EXERCISE —
Every line of the entries below that mentions "icon" is to be copied out.

DATASET ENTRIES —
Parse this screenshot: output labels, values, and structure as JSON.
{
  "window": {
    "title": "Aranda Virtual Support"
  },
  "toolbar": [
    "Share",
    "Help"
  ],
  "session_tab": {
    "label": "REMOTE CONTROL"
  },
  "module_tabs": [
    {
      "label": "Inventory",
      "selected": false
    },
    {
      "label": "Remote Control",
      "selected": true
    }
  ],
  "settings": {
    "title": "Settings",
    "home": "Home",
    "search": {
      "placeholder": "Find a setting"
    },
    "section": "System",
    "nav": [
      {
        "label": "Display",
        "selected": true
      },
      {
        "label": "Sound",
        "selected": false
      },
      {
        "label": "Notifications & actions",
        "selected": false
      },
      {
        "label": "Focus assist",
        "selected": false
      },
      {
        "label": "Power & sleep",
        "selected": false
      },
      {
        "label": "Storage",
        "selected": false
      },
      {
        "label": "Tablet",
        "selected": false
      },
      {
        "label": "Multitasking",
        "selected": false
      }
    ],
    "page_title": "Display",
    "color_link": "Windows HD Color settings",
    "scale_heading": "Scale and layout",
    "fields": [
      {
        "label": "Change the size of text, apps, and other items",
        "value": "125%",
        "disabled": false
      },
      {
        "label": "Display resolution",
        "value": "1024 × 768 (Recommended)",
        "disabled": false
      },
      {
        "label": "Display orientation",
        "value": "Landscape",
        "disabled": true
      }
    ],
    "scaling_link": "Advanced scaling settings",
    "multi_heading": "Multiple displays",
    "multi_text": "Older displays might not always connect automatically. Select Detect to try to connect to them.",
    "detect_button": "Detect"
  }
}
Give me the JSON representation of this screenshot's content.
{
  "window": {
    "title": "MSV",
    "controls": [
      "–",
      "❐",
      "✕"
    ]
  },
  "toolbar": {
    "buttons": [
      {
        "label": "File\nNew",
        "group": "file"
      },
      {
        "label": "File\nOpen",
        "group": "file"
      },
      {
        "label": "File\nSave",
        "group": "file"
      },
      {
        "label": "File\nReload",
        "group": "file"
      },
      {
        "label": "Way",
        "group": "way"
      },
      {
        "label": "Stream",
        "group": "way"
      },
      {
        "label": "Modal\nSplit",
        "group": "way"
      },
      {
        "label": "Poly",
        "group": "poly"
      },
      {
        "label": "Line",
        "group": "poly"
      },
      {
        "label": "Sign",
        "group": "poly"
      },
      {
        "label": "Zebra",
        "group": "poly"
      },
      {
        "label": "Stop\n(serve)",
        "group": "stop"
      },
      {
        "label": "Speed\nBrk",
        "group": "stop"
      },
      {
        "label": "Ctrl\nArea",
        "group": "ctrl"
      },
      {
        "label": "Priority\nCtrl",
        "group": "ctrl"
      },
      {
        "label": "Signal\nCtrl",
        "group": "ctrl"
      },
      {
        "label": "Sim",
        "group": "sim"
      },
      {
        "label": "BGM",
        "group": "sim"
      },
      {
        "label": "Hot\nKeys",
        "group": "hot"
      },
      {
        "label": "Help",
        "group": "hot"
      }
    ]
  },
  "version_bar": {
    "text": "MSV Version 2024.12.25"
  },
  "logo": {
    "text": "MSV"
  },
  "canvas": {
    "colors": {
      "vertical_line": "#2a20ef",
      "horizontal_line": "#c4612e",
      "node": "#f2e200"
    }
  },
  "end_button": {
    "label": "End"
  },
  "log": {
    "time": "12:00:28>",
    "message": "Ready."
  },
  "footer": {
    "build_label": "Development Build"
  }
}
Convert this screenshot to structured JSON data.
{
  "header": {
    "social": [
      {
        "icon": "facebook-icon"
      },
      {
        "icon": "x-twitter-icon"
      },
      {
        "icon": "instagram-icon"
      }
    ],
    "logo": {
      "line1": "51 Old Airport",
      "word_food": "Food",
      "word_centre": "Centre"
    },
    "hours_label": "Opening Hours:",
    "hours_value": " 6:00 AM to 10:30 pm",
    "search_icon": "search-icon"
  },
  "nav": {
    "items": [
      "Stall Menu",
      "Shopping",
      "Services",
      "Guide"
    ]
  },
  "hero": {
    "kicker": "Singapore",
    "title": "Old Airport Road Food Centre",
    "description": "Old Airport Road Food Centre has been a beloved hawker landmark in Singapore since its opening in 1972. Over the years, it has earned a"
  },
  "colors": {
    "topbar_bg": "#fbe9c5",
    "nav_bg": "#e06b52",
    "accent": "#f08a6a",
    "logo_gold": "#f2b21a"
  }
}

WRITTEN SOLUTION —
        "icon": "facebook-icon"
        "icon": "x-twitter-icon"
        "icon": "instagram-icon"
    "search_icon": "search-icon"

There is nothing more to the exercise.